» YOUR ASSIGNMENT
Identify and pull out each line of the entries in which "play" occurs.

Items from an interface collection
════

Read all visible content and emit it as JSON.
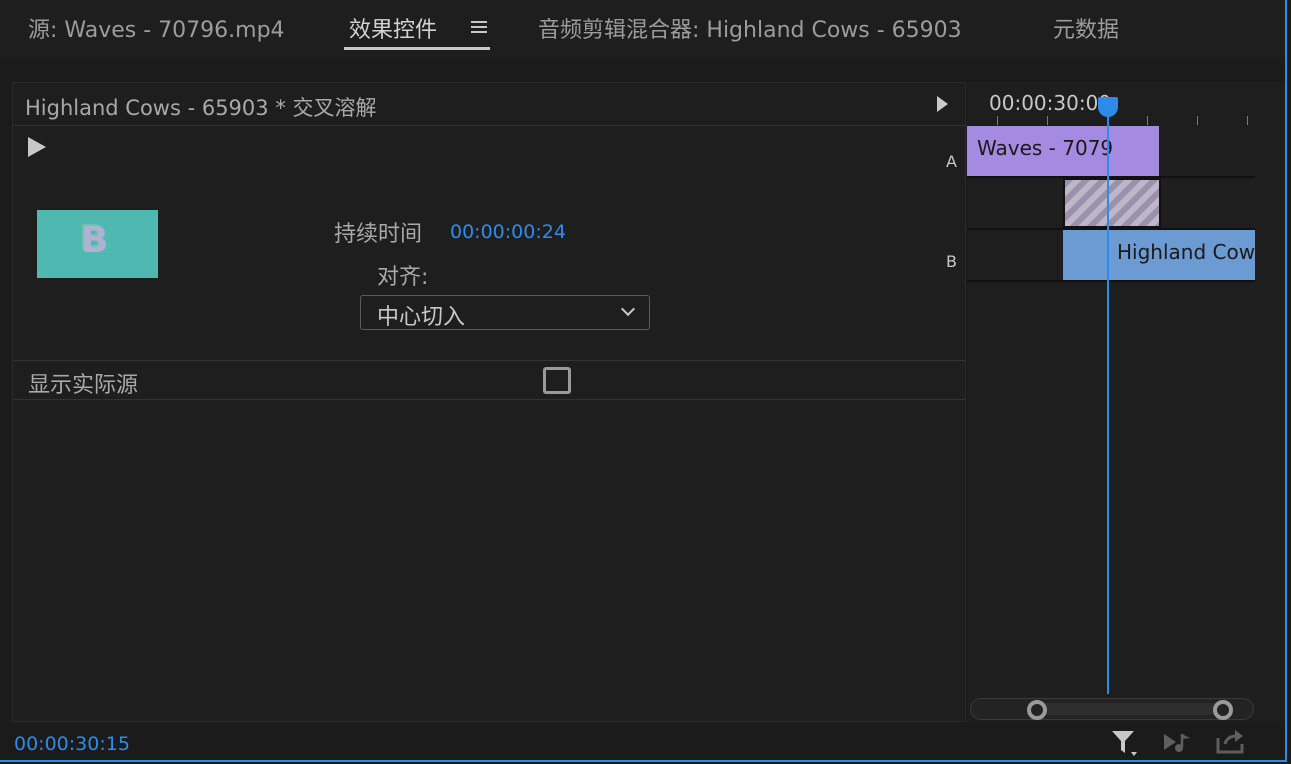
{
  "tabs": [
    {
      "label": "源: Waves - 70796.mp4",
      "active": false
    },
    {
      "label": "效果控件",
      "active": true
    },
    {
      "label": "音频剪辑混合器: Highland Cows - 65903",
      "active": false
    },
    {
      "label": "元数据",
      "active": false
    }
  ],
  "effect_controls": {
    "clip_title": "Highland Cows - 65903 * 交叉溶解",
    "preview_letter": "B",
    "duration_label": "持续时间",
    "duration_value": "00:00:00:24",
    "alignment_label": "对齐:",
    "alignment_value": "中心切入",
    "show_actual_sources_label": "显示实际源",
    "show_actual_sources_checked": false,
    "current_time": "00:00:30:15"
  },
  "timeline": {
    "timecode": "00:00:30:00",
    "track_a_label": "A",
    "track_b_label": "B",
    "clip_a_label": "Waves - 7079",
    "clip_b_label": "Highland Cow"
  },
  "icons": {
    "menu": "hamburger-menu-icon",
    "play": "play-icon",
    "fx": "fx-icon",
    "filter": "filter-icon",
    "audio": "play-audio-icon",
    "export": "export-icon"
  },
  "colors": {
    "accent": "#2d8ceb",
    "clip_a": "#a48ae0",
    "clip_b": "#6c9ad2",
    "preview": "#4fb8b0"
  }
}
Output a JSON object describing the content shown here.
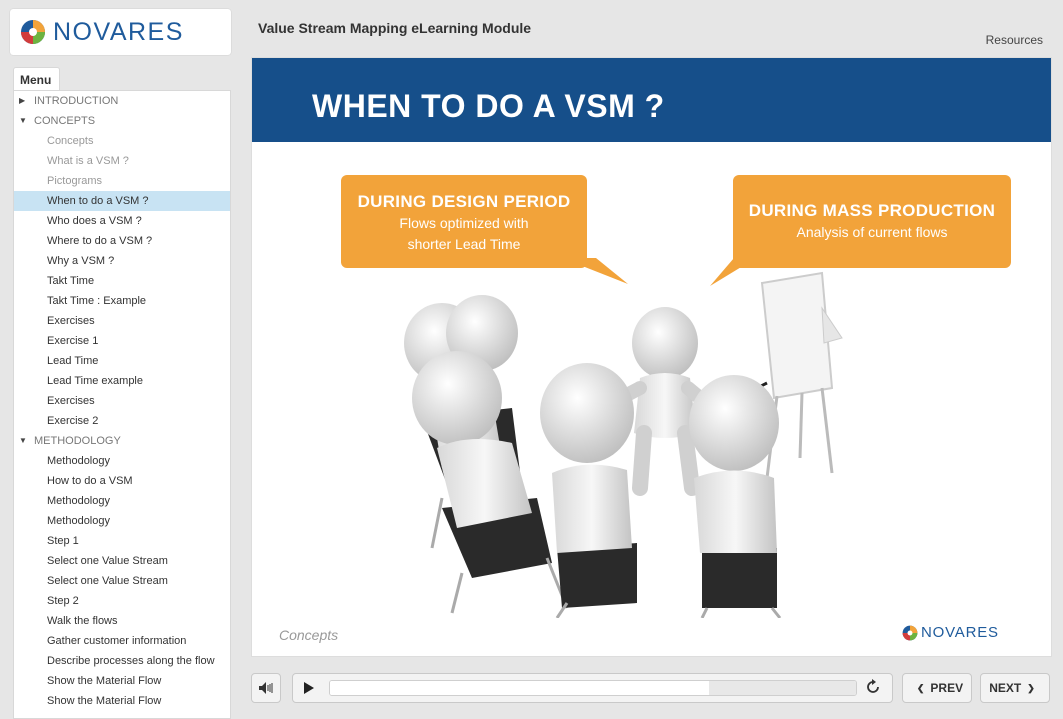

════

» RESULT BELOW
    "play": "play-icon",
    "audio": "play-audio-icon",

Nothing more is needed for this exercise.